Gobs of options aren't the only reason cars are expensive: For every Chrysler minivan or Dodge Intrepid snapped off the showroom floor, about $1,100 of its sticker price can be traced to DaimlerChrysler's healthcare costs.
The Big Three automaker spent $1.3 billion on healthcare for its 122,000 U.S. lives last year, compared with $979 million in 1995, nearly a 40% increase. It spends more on healthcare than on all its contracts with parts vendors.
But unlike many other employers that have had to bear healthcare cost increases in recent years, DaimlerChrysler's human resources division in Traverse City, Mich., thought last year it had a solution-one so successful that it's affecting virtually every health plan in Michigan.
In 1998, DaimlerChrysler began sending out teams of efficiency experts to its 75 top healthcare contractors to conduct "continuous improvement workshops," where they identified ways to streamline processes to cut costs and increase efficiency.
"What we did is really apply a lot of what we've been doing the past 10 or 15 years with all our other suppliers," said Nancy Rae, vice president of compensation and benefits.
DaimlerChrysler has yet to tabulate potential savings from the continuous improvement workshops, although Rae said she believes they will be significant.
One contractor the automaker worked with was Mercy Health Services, a Farmington Hills, Mich.-based network of 31 hospitals. The automaker's senior vice president of human resources, Kathy Oswald, sits on one of Mercy's boards.
"We went through a lot of very intense exercises in a weekend workshop with 12-hour days," recalled Michael Markel Jr., executive director for emergency services at 409-bed St. Joseph Mercy Oakland in Pontiac, Mich., of a session that took place in February.

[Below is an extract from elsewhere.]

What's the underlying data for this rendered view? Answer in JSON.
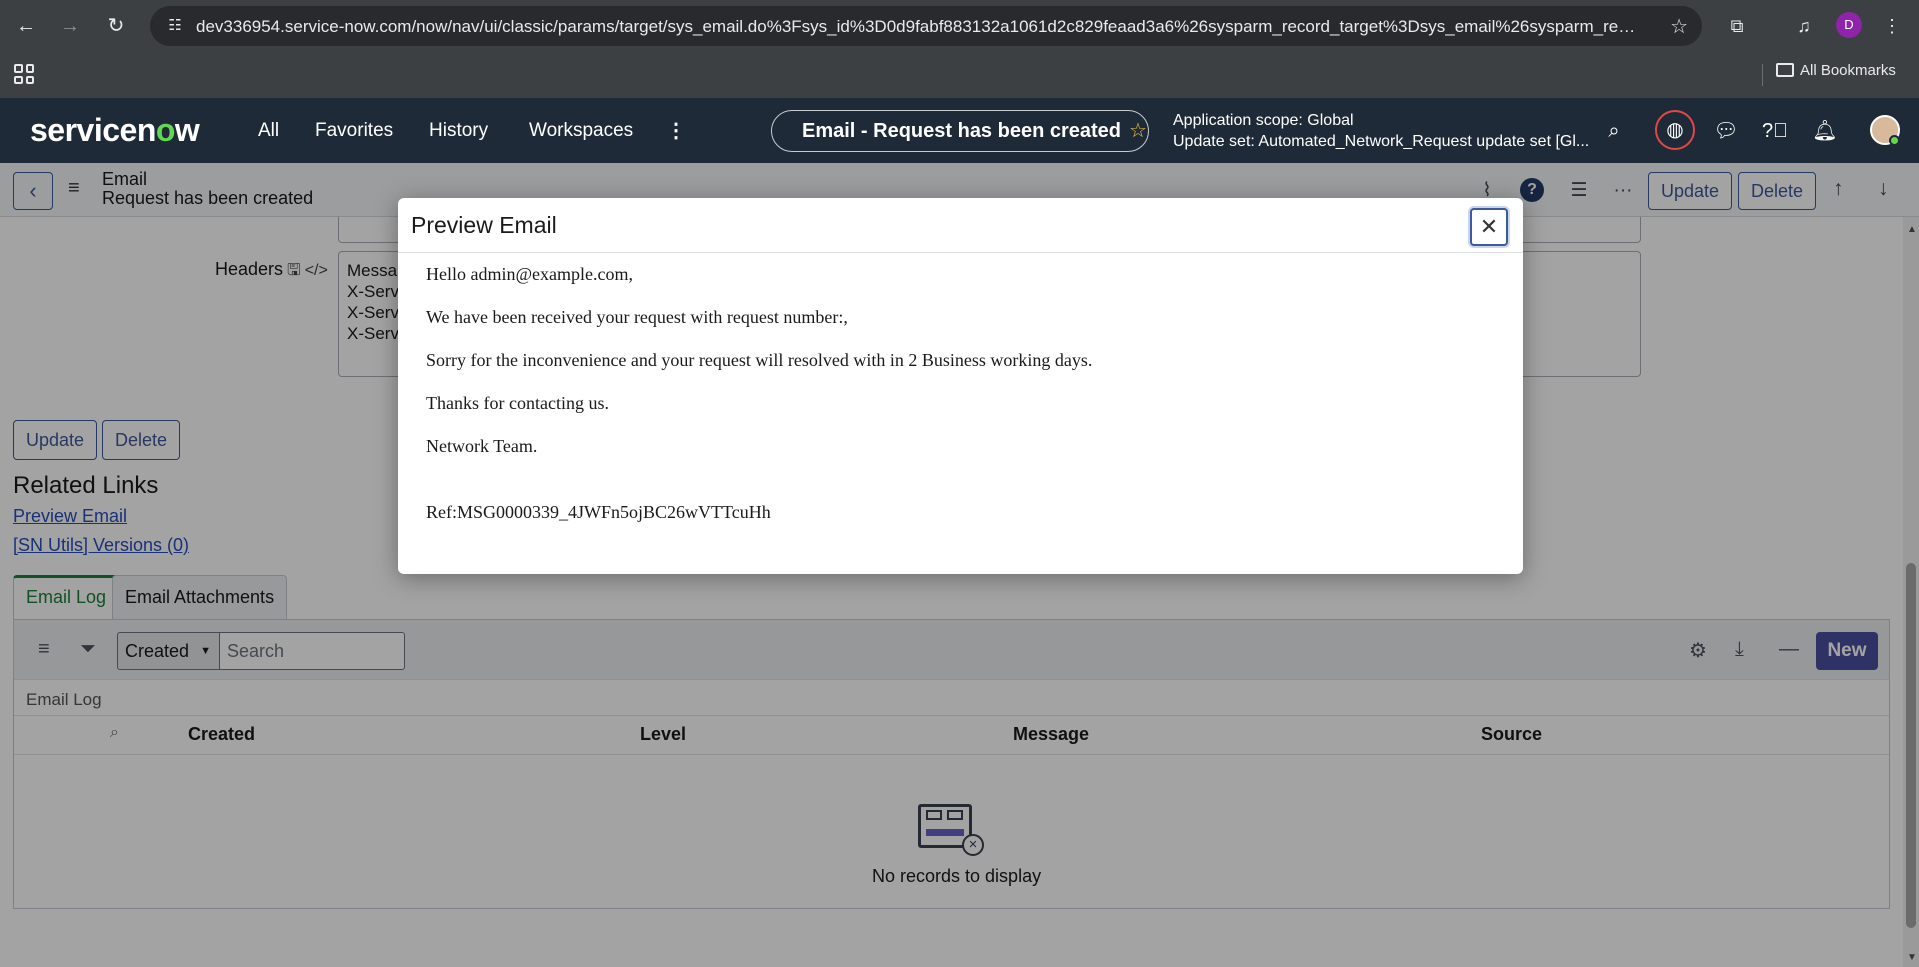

DaimlerChrysler discovered that physicians weren't communicating with one another and that diagnostic test data were grouped for later analysis rather than examined as they became available. The company also helped redesign St. Joseph's emergency room setup, reducing the time it takes for patients to be processed through the system. The average time was cut from eight hours to two.
By March, notes to the hospital from patients expressing thanks for expeditious care increased fivefold, Markel noted. ER costs were also reduced by about 9%, and the efficiencies are being copied at other Mercy hospitals, Rae said.
Beginning in July, DaimlerChrysler also persuaded its 12 health plans to use one standardized patient-referral form. "There was no reason it should take 60 days for a health plan (to process a referral)," Rae said.
Denise Christy, director of marketing for SelectCare, the Troy, Mich.-based HMO that spearheaded the design of the new form, could not immediately provide evidence that referral times were being cut.
However, Christy did note that physicians have been able to submit their paperwork to health plans within days as opposed to taking weeks because confusion over which forms to use have been eliminated. The form's cost-less than a penny-is also dramatically lower than what it costs for many health plans to print their own forms.
"In some cases, plans were spending as much as 32 cents to produce just one of their referral forms," Christy said.
The form has been so well received that the Michigan Association of Health Plans, the state's leading HMO lobby, is now promoting use of the form among all its members.